Data provided START

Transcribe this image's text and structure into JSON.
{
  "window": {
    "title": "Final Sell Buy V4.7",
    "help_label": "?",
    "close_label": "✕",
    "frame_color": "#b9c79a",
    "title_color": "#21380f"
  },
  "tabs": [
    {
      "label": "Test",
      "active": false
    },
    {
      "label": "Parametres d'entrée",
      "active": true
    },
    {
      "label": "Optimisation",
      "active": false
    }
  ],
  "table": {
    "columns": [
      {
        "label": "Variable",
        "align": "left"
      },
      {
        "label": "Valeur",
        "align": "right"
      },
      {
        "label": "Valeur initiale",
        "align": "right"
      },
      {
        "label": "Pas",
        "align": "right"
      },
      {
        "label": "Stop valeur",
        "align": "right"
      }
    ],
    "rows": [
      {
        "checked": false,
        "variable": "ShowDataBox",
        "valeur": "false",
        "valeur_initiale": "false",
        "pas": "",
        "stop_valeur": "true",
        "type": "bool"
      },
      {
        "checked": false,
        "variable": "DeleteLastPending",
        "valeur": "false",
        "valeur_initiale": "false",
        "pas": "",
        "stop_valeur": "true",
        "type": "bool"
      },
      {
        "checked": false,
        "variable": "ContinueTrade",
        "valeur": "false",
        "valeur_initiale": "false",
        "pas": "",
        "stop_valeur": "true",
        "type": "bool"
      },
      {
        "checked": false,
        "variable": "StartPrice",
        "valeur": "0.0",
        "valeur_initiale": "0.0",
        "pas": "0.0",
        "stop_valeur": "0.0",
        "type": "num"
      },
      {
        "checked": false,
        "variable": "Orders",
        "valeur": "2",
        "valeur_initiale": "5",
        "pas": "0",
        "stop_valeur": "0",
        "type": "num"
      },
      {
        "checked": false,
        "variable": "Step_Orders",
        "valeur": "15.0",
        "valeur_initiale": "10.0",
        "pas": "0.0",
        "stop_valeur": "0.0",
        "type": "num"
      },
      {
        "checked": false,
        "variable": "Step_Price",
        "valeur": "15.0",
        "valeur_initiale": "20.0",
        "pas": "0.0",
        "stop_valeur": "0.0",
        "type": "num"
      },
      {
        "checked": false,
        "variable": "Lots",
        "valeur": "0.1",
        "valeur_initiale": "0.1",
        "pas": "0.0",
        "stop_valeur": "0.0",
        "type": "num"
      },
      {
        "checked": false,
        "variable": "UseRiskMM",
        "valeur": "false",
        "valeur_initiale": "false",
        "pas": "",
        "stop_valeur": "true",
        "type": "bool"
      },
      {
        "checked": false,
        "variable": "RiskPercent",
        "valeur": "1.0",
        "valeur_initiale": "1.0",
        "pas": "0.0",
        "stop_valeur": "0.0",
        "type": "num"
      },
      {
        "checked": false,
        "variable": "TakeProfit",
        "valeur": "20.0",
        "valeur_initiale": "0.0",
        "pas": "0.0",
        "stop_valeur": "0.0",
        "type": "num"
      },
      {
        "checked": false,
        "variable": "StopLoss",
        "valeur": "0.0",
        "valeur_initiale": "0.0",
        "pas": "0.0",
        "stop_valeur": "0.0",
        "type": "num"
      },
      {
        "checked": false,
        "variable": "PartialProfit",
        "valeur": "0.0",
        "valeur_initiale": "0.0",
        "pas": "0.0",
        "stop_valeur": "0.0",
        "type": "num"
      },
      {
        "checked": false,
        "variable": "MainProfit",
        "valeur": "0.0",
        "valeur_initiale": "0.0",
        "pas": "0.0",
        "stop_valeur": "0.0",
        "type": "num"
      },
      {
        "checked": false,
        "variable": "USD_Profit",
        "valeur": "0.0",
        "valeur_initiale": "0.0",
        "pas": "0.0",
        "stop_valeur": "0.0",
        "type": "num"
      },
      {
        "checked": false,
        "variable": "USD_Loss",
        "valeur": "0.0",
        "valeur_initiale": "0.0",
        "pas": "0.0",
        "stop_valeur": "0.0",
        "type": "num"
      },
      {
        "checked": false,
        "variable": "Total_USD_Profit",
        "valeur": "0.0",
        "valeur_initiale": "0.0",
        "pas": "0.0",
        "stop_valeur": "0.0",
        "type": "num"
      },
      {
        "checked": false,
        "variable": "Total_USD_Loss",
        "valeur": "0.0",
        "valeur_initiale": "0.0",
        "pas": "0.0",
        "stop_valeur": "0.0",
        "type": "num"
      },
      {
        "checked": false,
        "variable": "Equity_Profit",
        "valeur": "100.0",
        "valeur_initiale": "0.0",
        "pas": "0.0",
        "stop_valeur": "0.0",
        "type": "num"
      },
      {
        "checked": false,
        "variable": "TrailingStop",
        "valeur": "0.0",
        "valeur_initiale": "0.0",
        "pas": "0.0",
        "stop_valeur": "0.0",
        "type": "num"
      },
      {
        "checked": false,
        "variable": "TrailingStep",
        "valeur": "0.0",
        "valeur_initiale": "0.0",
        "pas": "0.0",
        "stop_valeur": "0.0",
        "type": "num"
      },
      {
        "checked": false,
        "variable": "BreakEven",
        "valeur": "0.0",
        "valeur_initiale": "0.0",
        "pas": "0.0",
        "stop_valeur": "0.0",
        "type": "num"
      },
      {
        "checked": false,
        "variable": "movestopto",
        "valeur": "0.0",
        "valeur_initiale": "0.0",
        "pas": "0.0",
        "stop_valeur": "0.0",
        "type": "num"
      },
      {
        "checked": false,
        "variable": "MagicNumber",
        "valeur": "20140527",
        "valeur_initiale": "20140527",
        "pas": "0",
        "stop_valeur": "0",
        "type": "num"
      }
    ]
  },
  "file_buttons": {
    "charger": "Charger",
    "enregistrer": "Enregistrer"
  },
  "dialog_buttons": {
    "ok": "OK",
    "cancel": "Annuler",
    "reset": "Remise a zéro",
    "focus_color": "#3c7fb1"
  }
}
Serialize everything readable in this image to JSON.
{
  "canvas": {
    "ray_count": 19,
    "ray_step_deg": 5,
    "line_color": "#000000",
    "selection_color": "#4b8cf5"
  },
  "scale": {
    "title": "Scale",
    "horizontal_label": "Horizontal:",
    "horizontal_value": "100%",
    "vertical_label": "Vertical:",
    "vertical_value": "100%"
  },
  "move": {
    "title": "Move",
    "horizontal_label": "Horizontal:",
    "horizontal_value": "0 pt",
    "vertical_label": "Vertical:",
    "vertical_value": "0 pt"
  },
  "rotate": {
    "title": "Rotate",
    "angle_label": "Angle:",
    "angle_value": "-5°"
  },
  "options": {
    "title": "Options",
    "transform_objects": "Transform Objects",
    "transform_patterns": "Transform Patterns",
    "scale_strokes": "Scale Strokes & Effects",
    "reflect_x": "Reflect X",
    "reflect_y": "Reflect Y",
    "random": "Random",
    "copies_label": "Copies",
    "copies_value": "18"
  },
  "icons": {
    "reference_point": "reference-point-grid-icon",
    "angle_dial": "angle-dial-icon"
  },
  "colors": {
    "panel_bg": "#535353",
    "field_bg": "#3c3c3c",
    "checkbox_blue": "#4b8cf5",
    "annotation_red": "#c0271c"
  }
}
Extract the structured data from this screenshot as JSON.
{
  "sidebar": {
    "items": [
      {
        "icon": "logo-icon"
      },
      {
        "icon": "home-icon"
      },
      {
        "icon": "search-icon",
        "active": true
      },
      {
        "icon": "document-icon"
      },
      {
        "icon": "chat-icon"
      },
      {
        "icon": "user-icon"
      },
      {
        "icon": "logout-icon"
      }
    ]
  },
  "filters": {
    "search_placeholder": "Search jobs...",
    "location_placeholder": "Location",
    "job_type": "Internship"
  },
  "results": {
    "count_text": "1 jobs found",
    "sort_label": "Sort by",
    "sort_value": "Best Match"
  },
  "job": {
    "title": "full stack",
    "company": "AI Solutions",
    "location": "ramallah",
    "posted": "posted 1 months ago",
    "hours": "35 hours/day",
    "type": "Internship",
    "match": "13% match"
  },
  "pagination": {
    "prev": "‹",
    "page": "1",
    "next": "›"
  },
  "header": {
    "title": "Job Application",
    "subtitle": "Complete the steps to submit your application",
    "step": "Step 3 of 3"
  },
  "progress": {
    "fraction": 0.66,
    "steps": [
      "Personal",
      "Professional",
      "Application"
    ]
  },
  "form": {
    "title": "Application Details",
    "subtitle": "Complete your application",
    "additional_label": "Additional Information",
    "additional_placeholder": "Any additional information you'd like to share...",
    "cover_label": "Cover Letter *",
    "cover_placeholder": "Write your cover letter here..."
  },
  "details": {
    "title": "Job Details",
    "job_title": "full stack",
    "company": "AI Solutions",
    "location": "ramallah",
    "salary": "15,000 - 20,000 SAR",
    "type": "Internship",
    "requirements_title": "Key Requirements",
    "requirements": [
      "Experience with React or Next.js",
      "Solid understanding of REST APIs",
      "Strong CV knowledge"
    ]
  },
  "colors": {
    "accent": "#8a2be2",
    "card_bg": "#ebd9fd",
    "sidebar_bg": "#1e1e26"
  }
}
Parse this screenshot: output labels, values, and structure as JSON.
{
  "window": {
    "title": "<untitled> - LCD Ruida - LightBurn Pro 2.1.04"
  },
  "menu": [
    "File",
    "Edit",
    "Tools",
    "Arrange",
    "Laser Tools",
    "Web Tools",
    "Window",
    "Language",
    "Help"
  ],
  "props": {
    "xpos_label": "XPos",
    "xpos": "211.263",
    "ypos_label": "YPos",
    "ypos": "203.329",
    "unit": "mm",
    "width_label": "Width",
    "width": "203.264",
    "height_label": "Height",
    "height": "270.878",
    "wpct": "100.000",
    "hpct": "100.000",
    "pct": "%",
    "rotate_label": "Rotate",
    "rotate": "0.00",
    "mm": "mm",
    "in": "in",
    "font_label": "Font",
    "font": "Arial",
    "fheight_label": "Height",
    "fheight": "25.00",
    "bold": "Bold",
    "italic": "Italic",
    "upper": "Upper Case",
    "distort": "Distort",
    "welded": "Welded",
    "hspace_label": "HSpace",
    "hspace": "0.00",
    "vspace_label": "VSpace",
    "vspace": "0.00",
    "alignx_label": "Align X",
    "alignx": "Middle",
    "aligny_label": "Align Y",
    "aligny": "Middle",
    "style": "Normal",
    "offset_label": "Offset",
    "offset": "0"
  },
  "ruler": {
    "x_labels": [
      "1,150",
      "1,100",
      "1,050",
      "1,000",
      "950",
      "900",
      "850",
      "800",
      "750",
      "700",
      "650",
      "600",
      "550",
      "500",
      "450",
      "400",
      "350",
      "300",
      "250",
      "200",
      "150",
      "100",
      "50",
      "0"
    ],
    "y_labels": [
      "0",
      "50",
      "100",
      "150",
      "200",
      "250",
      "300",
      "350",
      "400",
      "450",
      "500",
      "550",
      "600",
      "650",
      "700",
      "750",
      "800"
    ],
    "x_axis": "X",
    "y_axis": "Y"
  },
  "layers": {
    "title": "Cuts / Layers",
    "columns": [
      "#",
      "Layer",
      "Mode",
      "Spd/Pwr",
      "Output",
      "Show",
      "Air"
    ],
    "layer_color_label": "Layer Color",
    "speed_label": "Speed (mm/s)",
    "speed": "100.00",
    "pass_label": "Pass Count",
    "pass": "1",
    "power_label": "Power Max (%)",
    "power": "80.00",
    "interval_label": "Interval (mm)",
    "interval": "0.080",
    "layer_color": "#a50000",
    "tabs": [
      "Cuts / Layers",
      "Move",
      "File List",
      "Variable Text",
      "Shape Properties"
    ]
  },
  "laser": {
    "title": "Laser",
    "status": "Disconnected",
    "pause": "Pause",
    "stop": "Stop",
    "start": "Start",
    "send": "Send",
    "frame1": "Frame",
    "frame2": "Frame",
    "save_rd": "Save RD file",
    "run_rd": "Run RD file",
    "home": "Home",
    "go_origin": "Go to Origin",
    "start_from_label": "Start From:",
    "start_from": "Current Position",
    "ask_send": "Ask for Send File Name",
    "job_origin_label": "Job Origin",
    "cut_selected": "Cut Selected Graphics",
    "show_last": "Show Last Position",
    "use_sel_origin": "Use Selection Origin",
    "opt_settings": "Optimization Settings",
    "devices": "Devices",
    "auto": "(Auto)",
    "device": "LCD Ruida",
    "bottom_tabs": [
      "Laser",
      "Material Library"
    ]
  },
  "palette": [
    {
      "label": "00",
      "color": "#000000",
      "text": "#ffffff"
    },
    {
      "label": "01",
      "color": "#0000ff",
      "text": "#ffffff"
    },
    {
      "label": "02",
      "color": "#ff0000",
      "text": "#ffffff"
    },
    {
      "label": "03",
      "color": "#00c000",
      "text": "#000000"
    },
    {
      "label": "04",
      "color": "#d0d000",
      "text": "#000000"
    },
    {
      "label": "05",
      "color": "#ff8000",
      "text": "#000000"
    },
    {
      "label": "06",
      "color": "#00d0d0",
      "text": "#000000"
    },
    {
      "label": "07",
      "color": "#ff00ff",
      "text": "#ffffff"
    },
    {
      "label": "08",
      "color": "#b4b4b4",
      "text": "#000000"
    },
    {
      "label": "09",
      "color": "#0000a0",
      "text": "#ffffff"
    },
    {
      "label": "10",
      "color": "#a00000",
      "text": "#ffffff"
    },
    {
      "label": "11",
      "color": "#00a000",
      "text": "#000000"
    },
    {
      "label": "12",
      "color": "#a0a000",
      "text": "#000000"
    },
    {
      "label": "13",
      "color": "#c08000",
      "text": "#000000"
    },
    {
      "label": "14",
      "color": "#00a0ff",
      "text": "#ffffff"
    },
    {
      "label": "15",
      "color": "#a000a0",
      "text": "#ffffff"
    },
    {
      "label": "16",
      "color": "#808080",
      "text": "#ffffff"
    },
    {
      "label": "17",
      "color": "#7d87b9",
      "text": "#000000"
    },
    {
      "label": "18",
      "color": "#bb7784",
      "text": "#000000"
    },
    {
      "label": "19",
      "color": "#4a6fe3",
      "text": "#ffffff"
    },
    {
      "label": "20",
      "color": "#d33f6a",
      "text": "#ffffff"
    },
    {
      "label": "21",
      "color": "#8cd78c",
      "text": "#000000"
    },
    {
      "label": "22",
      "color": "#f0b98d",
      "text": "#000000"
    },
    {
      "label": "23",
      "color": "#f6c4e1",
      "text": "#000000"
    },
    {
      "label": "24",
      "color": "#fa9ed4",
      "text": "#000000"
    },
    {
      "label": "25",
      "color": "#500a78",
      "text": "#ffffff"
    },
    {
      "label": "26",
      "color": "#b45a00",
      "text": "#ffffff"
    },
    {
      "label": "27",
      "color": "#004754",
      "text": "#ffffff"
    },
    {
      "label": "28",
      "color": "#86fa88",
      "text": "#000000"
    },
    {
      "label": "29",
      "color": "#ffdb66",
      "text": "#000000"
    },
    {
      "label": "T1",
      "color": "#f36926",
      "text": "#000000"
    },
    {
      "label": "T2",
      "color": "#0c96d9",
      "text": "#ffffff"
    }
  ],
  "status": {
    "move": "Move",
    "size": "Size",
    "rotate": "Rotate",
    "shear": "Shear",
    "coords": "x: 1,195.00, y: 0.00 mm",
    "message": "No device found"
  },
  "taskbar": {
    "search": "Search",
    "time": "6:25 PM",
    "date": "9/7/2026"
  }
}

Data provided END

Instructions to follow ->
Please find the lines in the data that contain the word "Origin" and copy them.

Problem solution ->
    "go_origin": "Go to Origin",
    "job_origin_label": "Job Origin",
    "use_sel_origin": "Use Selection Origin",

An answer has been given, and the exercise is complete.